Your objective
The answer must restate every entry below word for word.

(Records from a collection)

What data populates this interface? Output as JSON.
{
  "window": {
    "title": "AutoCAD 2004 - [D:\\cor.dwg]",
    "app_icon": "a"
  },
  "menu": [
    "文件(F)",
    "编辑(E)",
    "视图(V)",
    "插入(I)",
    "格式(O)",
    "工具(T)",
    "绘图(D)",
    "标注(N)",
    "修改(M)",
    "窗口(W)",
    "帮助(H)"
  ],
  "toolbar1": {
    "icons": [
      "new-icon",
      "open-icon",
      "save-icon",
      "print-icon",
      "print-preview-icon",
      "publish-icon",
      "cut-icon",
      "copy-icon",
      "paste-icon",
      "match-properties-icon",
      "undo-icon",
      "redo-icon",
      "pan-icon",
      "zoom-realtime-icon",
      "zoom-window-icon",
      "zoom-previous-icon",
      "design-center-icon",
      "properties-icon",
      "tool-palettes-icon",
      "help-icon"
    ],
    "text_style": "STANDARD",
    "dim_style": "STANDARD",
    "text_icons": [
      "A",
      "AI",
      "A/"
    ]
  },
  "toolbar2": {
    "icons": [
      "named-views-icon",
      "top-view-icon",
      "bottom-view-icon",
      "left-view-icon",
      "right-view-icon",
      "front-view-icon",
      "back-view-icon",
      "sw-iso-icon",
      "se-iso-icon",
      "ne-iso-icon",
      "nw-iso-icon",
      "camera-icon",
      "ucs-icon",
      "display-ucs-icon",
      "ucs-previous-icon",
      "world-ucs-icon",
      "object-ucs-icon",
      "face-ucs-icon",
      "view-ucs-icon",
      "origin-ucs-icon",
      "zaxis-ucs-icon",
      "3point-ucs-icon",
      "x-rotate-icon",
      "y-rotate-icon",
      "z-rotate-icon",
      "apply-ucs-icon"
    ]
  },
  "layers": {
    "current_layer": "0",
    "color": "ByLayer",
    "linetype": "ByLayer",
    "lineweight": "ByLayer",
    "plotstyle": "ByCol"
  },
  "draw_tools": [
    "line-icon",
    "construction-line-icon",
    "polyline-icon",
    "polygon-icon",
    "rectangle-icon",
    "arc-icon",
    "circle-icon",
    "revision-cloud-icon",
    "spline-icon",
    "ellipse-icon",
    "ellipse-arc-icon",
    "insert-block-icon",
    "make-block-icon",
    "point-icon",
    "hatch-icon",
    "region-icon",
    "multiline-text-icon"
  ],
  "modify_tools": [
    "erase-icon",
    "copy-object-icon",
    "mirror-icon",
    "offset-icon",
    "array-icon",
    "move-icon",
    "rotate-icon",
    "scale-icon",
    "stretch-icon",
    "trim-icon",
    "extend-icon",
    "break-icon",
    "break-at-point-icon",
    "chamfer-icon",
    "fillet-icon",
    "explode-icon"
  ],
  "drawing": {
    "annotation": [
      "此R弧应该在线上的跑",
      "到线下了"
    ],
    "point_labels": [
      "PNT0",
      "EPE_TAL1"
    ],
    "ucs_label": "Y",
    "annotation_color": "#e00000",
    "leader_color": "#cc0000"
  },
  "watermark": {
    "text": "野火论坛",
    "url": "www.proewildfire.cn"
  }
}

Your response
What data populates this interface? Output as JSON.
{
  "window": {
    "title": "AutoCAD 2004 - [D:\\cor.dwg]",
    "app_icon": "a"
  },
  "menu": [
    "文件(F)",
    "编辑(E)",
    "视图(V)",
    "插入(I)",
    "格式(O)",
    "工具(T)",
    "绘图(D)",
    "标注(N)",
    "修改(M)",
    "窗口(W)",
    "帮助(H)"
  ],
  "toolbar1": {
    "icons": [
      "new-icon",
      "open-icon",
      "save-icon",
      "print-icon",
      "print-preview-icon",
      "publish-icon",
      "cut-icon",
      "copy-icon",
      "paste-icon",
      "match-properties-icon",
      "undo-icon",
      "redo-icon",
      "pan-icon",
      "zoom-realtime-icon",
      "zoom-window-icon",
      "zoom-previous-icon",
      "design-center-icon",
      "properties-icon",
      "tool-palettes-icon",
      "help-icon"
    ],
    "text_style": "STANDARD",
    "dim_style": "STANDARD",
    "text_icons": [
      "A",
      "AI",
      "A/"
    ]
  },
  "toolbar2": {
    "icons": [
      "named-views-icon",
      "top-view-icon",
      "bottom-view-icon",
      "left-view-icon",
      "right-view-icon",
      "front-view-icon",
      "back-view-icon",
      "sw-iso-icon",
      "se-iso-icon",
      "ne-iso-icon",
      "nw-iso-icon",
      "camera-icon",
      "ucs-icon",
      "display-ucs-icon",
      "ucs-previous-icon",
      "world-ucs-icon",
      "object-ucs-icon",
      "face-ucs-icon",
      "view-ucs-icon",
      "origin-ucs-icon",
      "zaxis-ucs-icon",
      "3point-ucs-icon",
      "x-rotate-icon",
      "y-rotate-icon",
      "z-rotate-icon",
      "apply-ucs-icon"
    ]
  },
  "layers": {
    "current_layer": "0",
    "color": "ByLayer",
    "linetype": "ByLayer",
    "lineweight": "ByLayer",
    "plotstyle": "ByCol"
  },
  "draw_tools": [
    "line-icon",
    "construction-line-icon",
    "polyline-icon",
    "polygon-icon",
    "rectangle-icon",
    "arc-icon",
    "circle-icon",
    "revision-cloud-icon",
    "spline-icon",
    "ellipse-icon",
    "ellipse-arc-icon",
    "insert-block-icon",
    "make-block-icon",
    "point-icon",
    "hatch-icon",
    "region-icon",
    "multiline-text-icon"
  ],
  "modify_tools": [
    "erase-icon",
    "copy-object-icon",
    "mirror-icon",
    "offset-icon",
    "array-icon",
    "move-icon",
    "rotate-icon",
    "scale-icon",
    "stretch-icon",
    "trim-icon",
    "extend-icon",
    "break-icon",
    "break-at-point-icon",
    "chamfer-icon",
    "fillet-icon",
    "explode-icon"
  ],
  "drawing": {
    "annotation": [
      "此R弧应该在线上的跑",
      "到线下了"
    ],
    "point_labels": [
      "PNT0",
      "EPE_TAL1"
    ],
    "ucs_label": "Y",
    "annotation_color": "#e00000",
    "leader_color": "#cc0000"
  },
  "watermark": {
    "text": "野火论坛",
    "url": "www.proewildfire.cn"
  }
}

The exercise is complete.